Hulu and Hang: 3 Reasons to Watch Hulu’s ‘Harlots’

The Collectress

The Mutineer & I binge-watched the entirety of Hulu’s Harlots last weekend. I mean, I knew I was going to enjoy it because 18th century London is my thing, but I didn’t know how friggin much I was going to become obsessed with it.

If this is the first time you’ve heard of Harlots, here’s a short synopsis: Margaret Wells (Samantha Morton) is the bawd of a brothel in Covent Garden, with her eye on a house in Greek Street so that she can get a higher class of clientele. Margaret’s former bawd, Mrs. Quigley, isn’t fond of her competition moving closer to her, and, well, have you ever seen Drop Dead Gorgeous? It’s viciously catty like that, but with a lot more sex and blood.

Here are three quick reasons why you should give the show a chance if you haven’t already. 

It’s Addicting

In the middle of the first episode, the Mutineer said, “Wow, this is just like a telenovela.” She wasn’t wrong. There’s torrid affairs (because duh it’s set in a brothel), there’s murder, and plenty of drama between the bawds. The cast of characters are from from being the melodramatic stereotypes, however, and are presented with problems in very realistic ways. For example, one of the girls in Margaret Wells’ brothel becomes pregnant, and struggles to tell her bawd about the pregnancy for fear that she will be evicted from the brothel. Another girl, Lucy, who is new to the ‘business’, struggles with the very act of physical intimacy and being appealing to the clientele.

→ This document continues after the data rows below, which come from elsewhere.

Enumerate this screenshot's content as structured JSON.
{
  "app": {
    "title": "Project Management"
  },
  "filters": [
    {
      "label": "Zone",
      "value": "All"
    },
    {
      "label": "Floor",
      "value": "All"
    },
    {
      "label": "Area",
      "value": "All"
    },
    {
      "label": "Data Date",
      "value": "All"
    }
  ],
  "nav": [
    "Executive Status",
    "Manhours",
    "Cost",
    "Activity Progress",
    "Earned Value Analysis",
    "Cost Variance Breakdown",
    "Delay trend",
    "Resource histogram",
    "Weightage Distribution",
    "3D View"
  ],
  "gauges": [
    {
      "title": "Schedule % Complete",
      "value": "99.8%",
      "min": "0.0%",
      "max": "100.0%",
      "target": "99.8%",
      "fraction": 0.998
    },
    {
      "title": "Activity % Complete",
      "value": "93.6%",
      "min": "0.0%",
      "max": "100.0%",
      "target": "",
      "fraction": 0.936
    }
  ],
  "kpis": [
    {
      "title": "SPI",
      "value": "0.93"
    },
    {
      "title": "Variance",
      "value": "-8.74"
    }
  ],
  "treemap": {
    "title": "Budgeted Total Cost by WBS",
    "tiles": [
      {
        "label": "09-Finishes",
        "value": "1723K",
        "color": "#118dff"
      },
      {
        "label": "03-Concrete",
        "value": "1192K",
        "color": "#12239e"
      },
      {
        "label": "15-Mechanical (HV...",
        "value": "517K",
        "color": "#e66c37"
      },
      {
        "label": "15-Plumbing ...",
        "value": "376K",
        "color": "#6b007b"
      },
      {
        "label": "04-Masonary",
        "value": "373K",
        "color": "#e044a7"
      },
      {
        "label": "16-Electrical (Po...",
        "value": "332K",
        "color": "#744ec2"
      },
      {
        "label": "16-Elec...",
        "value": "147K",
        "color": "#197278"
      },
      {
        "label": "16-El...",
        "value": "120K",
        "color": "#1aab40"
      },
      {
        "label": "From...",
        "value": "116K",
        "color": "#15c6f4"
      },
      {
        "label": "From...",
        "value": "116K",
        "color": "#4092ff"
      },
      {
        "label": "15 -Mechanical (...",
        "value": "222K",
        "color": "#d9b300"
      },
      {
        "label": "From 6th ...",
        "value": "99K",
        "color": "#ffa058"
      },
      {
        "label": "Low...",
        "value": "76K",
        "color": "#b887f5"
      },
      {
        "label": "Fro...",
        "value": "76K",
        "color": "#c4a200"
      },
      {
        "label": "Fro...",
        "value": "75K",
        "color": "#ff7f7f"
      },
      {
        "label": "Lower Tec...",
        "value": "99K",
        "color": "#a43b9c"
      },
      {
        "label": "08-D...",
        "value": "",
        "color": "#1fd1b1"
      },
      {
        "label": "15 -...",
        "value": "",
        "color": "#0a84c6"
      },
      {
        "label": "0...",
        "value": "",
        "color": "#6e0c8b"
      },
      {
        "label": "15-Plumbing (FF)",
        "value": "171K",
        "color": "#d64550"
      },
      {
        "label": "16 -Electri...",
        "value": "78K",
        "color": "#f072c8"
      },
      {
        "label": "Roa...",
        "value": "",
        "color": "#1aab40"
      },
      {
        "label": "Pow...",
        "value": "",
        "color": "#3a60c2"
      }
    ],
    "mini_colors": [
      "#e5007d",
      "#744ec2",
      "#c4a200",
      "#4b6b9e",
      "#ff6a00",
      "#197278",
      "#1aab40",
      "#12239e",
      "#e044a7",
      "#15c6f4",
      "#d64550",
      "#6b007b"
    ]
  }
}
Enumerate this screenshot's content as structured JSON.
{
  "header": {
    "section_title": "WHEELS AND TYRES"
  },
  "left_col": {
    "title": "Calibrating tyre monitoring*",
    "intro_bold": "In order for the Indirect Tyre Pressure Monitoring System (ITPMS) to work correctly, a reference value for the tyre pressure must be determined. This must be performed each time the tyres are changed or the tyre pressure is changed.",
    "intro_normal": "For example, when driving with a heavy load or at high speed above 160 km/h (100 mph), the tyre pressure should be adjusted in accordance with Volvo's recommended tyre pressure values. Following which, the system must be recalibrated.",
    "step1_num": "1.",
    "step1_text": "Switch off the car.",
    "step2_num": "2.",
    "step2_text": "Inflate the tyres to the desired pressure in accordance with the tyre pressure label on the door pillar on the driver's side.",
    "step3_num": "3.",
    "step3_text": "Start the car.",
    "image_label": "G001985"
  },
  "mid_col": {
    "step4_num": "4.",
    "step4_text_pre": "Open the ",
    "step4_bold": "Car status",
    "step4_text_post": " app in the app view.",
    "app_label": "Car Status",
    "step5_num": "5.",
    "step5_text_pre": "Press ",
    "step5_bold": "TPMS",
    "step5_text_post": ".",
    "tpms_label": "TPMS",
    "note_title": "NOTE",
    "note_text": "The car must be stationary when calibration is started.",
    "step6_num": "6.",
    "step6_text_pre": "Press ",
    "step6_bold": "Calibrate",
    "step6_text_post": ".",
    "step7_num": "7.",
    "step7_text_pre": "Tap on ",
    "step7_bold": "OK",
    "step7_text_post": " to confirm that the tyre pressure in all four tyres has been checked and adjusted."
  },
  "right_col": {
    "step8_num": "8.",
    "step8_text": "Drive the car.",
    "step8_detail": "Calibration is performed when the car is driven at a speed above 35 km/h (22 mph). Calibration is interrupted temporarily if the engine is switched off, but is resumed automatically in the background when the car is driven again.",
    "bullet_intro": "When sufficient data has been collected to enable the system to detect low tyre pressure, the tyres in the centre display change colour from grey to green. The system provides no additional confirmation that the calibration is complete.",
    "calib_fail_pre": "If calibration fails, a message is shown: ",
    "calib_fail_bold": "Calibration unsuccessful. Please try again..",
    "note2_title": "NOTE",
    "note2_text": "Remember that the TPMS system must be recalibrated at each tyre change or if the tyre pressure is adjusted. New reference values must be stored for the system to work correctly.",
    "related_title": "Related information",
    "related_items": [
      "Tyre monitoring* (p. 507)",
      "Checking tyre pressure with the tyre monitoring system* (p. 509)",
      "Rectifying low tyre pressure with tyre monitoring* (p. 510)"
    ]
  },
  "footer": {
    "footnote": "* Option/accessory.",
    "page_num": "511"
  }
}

There are also some very dark themes and *trigger warning* the show does deal with abduction, rape, physical and sexual abuse, and child molestation. It does so, however, without making these storylines feel as if they’re only there to sell ratings, but rather the writers go to lengths to make the world of Harlots, extreme as it is at times, seem like a real brothel in 18th century London, which brings me to my next point.

This isn’t a white-washed period piece.

We all know that the film and television industry has a tendency to misconstrue “the past” with “Caucasian only”, which is one of my biggest problems with period pieces. Harlots, however, doesn’t ignore England’s history of slavery and immigrants and it does not ignore the spectrum of sexuality either. There are no less than three interracial couples shown through the first season (one of which involving Margaret Wells, who is arguably the main character), and one of those interracial couples is a same-sex couple. Harlots also does not shy away from discussing slavery in both England and America, and there’s a rather emotional confrontation between Mr. North (Danny Sapani), who was born a free man in London, and an American slaveowner. It is important to note that none of these relationships feel forced, and that only one ‘develops’ in the course of the series. The other two relationships are established, and naturally diversify the world which Harlots paints for the viewer.

Additionally, the brothels shown do employ prostitutes which “cater” to certain special clientele (read: fetishes). Nancy (Kate Fleetwood), Margaret’s best friend, is what we nowadays would call a dominatrix.

Those Costumes, Tho

As I once heard a self-righteous and pompous writer say, “Women only watch period pieces for the frocks.” While this writer’s claim is more-than-slightly ridiculous and sexist–the frocks are like the third or fourth reason I’ll watch a period piece–the costuming in this series is exquisite.

I mean…

The amount of money and time and detail that went into these designs…

It’s astounding.

So did I watch Harlots for the costumes, as this former writer professor of mine so priggishly suggested? Nope, I watched it for a look at 18th century London from the viewpoint of someone who wasn’t a upper class white male.

However, the show is very easy on the eyes and aesthetically appealing, and I loved it. I’ve taken to calling it the “pineapple of Hulu.” (Ten points to Gryffindor if you tell me what that means.)

I highly recommend watching Harlots if you enjoy melodramatic tales of lecherous house of ill-reputes and, of course, gorgeous frocks.